Task prompt = An exact copy of all the data, minus the images, is required.

# # # # #

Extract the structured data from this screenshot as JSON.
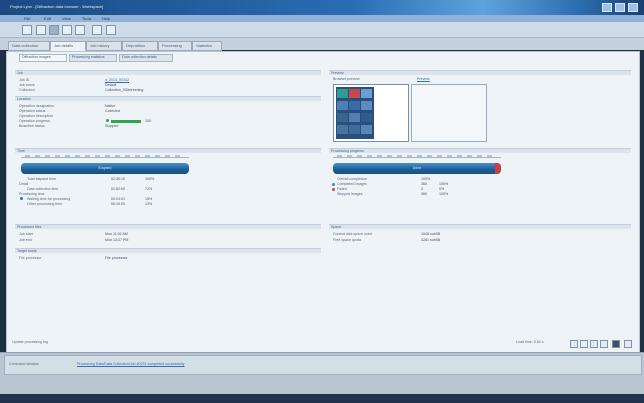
{
  "window": {
    "title": "Project Lynx - [Diffraction data browser - Workspace]"
  },
  "menu": [
    "File",
    "Edit",
    "View",
    "Tools",
    "Help"
  ],
  "tabs": [
    "Data collection",
    "Job details",
    "Job history",
    "Deposition",
    "Processing",
    "Statistics"
  ],
  "subtabs": [
    "Diffraction images",
    "Processing statistics",
    "Data collection details"
  ],
  "job": {
    "section": "Job",
    "id_label": "Job ID",
    "id_value": "d_2013_00342",
    "name_label": "Job name",
    "name_value": "Default",
    "collection_label": "Collection",
    "collection_value": "Collection_03/screening",
    "location_section": "Location",
    "operation_label": "Operation designation",
    "operation_value": "Native",
    "status_label": "Operation status",
    "status_value": "Collected",
    "desc_label": "Operation description",
    "progress_label": "Operation progress",
    "progress_value": "100",
    "progress_fraction": 1.0,
    "beamline_label": "Beamline status",
    "beamline_value": "Stopped"
  },
  "time": {
    "section": "Time",
    "bar_text": "Elapsed",
    "total_label": "Total elapsed time",
    "total_value": "02:35:10",
    "total_extra": "100%",
    "detail_label": "Detail",
    "data_label": "Data collection time",
    "data_value": "01:52:09",
    "data_pct": "72%",
    "process_label": "Processing time",
    "proc1_label": "Waiting time for processing",
    "proc1_value": "00:24:01",
    "proc1_pct": "15%",
    "proc2_label": "Other processing time",
    "proc2_value": "00:19:00",
    "proc2_pct": "13%"
  },
  "processed": {
    "section": "Processed files",
    "a_label": "Job start",
    "a_value": "Mon 11:02 AM",
    "b_label": "Job end",
    "b_value": "Mon 13:37 PM",
    "target_section": "Target hosts",
    "host_label": "File processor",
    "host_value": "File processor"
  },
  "preview": {
    "section": "Preview",
    "label": "Browser preview",
    "link": "Preview"
  },
  "progress": {
    "section": "Processing progress",
    "bar_text": "Done",
    "completion_label": "Overall completion",
    "completion_value": "100%",
    "items": [
      {
        "label": "Completed images",
        "value": "360",
        "pct": "100%",
        "color": "#2f8fd1"
      },
      {
        "label": "Failed",
        "value": "0",
        "pct": "0%",
        "color": "#d24a3a"
      },
      {
        "label": "Skipped images",
        "value": "360",
        "pct": "100%"
      }
    ]
  },
  "disk": {
    "section": "Space",
    "a_label": "Current disk space used",
    "a_value": "1548 sub5B",
    "b_label": "Free space quota",
    "b_value": "3281 sub5B"
  },
  "status": {
    "left": "Update processing log",
    "right": "Load time: 0.52 s"
  },
  "bottom": {
    "label": "Command window",
    "link": "Processing Data/Data Collection/Job #0231 completed successfully"
  },
  "colors": {
    "accent": "#1d5d98",
    "link": "#2f6fb4",
    "ok": "#2fa64a",
    "error": "#c84040"
  }
}
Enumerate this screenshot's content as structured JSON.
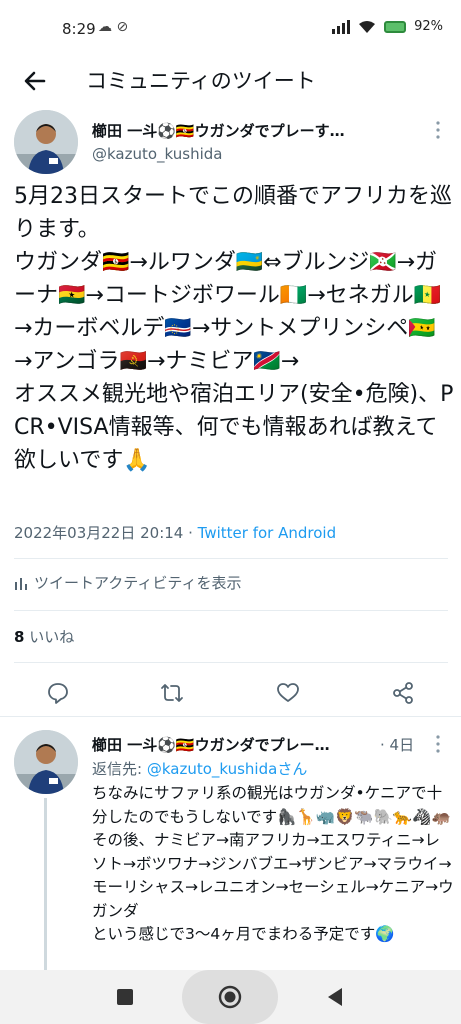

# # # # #

Exercise answer =
Extract the structured data from this screenshot as JSON.
{
  "window": {
    "title": "Project Lynx - [Diffraction data browser - Workspace]"
  },
  "menu": [
    "File",
    "Edit",
    "View",
    "Tools",
    "Help"
  ],
  "tabs": [
    "Data collection",
    "Job details",
    "Job history",
    "Deposition",
    "Processing",
    "Statistics"
  ],
  "subtabs": [
    "Diffraction images",
    "Processing statistics",
    "Data collection details"
  ],
  "job": {
    "section": "Job",
    "id_label": "Job ID",
    "id_value": "d_2013_00342",
    "name_label": "Job name",
    "name_value": "Default",
    "collection_label": "Collection",
    "collection_value": "Collection_03/screening",
    "location_section": "Location",
    "operation_label": "Operation designation",
    "operation_value": "Native",
    "status_label": "Operation status",
    "status_value": "Collected",
    "desc_label": "Operation description",
    "progress_label": "Operation progress",
    "progress_value": "100",
    "progress_fraction": 1.0,
    "beamline_label": "Beamline status",
    "beamline_value": "Stopped"
  },
  "time": {
    "section": "Time",
    "bar_text": "Elapsed",
    "total_label": "Total elapsed time",
    "total_value": "02:35:10",
    "total_extra": "100%",
    "detail_label": "Detail",
    "data_label": "Data collection time",
    "data_value": "01:52:09",
    "data_pct": "72%",
    "process_label": "Processing time",
    "proc1_label": "Waiting time for processing",
    "proc1_value": "00:24:01",
    "proc1_pct": "15%",
    "proc2_label": "Other processing time",
    "proc2_value": "00:19:00",
    "proc2_pct": "13%"
  },
  "processed": {
    "section": "Processed files",
    "a_label": "Job start",
    "a_value": "Mon 11:02 AM",
    "b_label": "Job end",
    "b_value": "Mon 13:37 PM",
    "target_section": "Target hosts",
    "host_label": "File processor",
    "host_value": "File processor"
  },
  "preview": {
    "section": "Preview",
    "label": "Browser preview",
    "link": "Preview"
  },
  "progress": {
    "section": "Processing progress",
    "bar_text": "Done",
    "completion_label": "Overall completion",
    "completion_value": "100%",
    "items": [
      {
        "label": "Completed images",
        "value": "360",
        "pct": "100%",
        "color": "#2f8fd1"
      },
      {
        "label": "Failed",
        "value": "0",
        "pct": "0%",
        "color": "#d24a3a"
      },
      {
        "label": "Skipped images",
        "value": "360",
        "pct": "100%"
      }
    ]
  },
  "disk": {
    "section": "Space",
    "a_label": "Current disk space used",
    "a_value": "1548 sub5B",
    "b_label": "Free space quota",
    "b_value": "3281 sub5B"
  },
  "status": {
    "left": "Update processing log",
    "right": "Load time: 0.52 s"
  },
  "bottom": {
    "label": "Command window",
    "link": "Processing Data/Data Collection/Job #0231 completed successfully"
  },
  "colors": {
    "accent": "#1d5d98",
    "link": "#2f6fb4",
    "ok": "#2fa64a",
    "error": "#c84040"
  }
}
Enumerate this screenshot's content as structured JSON.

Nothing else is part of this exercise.